Top of GIVEN RECORDS
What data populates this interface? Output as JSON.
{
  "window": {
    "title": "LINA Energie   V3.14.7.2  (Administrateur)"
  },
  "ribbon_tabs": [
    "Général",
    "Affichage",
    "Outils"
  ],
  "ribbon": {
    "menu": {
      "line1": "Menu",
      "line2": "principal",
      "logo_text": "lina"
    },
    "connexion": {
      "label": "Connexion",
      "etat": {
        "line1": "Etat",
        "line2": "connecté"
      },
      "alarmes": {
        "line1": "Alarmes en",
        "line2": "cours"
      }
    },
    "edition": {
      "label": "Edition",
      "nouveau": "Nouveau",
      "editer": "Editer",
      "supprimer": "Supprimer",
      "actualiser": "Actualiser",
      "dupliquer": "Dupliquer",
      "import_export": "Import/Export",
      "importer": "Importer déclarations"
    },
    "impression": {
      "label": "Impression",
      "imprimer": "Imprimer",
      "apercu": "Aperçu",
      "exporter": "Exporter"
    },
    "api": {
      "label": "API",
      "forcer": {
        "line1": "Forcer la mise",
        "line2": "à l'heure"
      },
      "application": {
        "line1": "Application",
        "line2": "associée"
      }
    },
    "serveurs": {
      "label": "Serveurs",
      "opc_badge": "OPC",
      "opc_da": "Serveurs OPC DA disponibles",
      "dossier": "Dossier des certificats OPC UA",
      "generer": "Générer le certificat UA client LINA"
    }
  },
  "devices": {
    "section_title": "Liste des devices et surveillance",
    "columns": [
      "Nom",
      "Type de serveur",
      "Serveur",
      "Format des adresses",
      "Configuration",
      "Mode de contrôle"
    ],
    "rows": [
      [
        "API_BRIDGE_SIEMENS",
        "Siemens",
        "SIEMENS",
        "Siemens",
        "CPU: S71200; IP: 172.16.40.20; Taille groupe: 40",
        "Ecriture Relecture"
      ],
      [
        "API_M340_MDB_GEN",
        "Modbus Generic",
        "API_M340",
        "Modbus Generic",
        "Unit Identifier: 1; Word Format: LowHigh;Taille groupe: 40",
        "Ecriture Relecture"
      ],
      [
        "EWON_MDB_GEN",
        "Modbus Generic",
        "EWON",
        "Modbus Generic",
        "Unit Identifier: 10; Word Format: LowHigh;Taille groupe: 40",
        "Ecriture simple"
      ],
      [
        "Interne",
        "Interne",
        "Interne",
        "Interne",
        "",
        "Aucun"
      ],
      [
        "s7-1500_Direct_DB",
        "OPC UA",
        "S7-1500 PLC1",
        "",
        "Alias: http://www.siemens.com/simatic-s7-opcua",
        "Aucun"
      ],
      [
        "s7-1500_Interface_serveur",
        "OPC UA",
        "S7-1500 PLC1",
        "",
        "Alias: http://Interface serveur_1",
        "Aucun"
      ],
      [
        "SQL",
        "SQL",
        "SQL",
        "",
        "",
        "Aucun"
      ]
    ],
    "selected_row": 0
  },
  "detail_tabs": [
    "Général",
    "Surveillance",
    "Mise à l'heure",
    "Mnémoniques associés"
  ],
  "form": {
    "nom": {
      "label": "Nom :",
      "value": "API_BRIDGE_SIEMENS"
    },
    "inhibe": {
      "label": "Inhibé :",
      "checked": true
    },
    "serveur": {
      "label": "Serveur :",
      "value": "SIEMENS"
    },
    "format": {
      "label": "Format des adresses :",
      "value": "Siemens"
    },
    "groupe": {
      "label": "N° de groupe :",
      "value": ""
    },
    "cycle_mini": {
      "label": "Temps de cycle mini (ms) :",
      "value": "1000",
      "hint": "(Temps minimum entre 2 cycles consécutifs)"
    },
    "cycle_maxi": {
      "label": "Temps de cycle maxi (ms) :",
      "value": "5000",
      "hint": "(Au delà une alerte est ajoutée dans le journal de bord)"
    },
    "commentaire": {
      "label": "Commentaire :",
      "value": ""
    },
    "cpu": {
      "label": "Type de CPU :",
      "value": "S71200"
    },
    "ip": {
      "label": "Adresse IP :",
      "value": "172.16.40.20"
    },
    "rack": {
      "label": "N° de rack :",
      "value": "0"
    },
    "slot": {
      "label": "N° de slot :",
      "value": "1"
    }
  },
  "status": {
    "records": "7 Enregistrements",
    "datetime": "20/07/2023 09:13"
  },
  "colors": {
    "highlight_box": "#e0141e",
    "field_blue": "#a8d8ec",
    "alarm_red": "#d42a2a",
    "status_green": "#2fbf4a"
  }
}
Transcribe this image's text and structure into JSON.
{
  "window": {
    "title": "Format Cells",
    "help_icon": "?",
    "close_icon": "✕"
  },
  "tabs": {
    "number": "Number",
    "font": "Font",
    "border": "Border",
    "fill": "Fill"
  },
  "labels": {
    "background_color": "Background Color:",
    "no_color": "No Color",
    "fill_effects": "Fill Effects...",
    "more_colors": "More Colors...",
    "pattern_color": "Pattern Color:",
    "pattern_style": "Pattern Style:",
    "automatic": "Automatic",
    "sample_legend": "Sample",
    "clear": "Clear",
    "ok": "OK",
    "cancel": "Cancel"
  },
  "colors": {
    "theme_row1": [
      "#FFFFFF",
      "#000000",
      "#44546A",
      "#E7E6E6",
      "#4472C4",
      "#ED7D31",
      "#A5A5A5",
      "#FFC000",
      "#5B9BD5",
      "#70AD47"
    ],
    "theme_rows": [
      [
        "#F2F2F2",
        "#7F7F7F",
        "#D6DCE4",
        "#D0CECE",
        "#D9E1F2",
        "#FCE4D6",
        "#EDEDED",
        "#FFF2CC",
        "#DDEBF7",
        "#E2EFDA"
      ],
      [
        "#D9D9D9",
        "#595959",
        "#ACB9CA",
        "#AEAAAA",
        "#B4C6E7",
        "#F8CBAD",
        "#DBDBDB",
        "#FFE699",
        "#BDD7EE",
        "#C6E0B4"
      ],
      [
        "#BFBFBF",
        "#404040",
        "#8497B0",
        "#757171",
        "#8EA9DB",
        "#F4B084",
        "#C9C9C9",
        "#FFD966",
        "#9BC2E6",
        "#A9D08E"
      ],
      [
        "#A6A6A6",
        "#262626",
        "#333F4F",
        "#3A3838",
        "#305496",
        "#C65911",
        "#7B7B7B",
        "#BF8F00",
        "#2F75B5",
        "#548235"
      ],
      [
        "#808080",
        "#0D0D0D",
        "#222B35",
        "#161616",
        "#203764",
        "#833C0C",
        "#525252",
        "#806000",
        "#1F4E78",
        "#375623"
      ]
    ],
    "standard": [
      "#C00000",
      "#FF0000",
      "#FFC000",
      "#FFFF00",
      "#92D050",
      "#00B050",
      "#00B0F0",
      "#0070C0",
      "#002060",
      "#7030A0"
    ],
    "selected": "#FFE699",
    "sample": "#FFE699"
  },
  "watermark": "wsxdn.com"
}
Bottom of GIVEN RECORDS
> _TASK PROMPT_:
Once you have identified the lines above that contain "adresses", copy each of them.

> _REPLY_:
      "Format des adresses",
      "label": "Format des adresses :",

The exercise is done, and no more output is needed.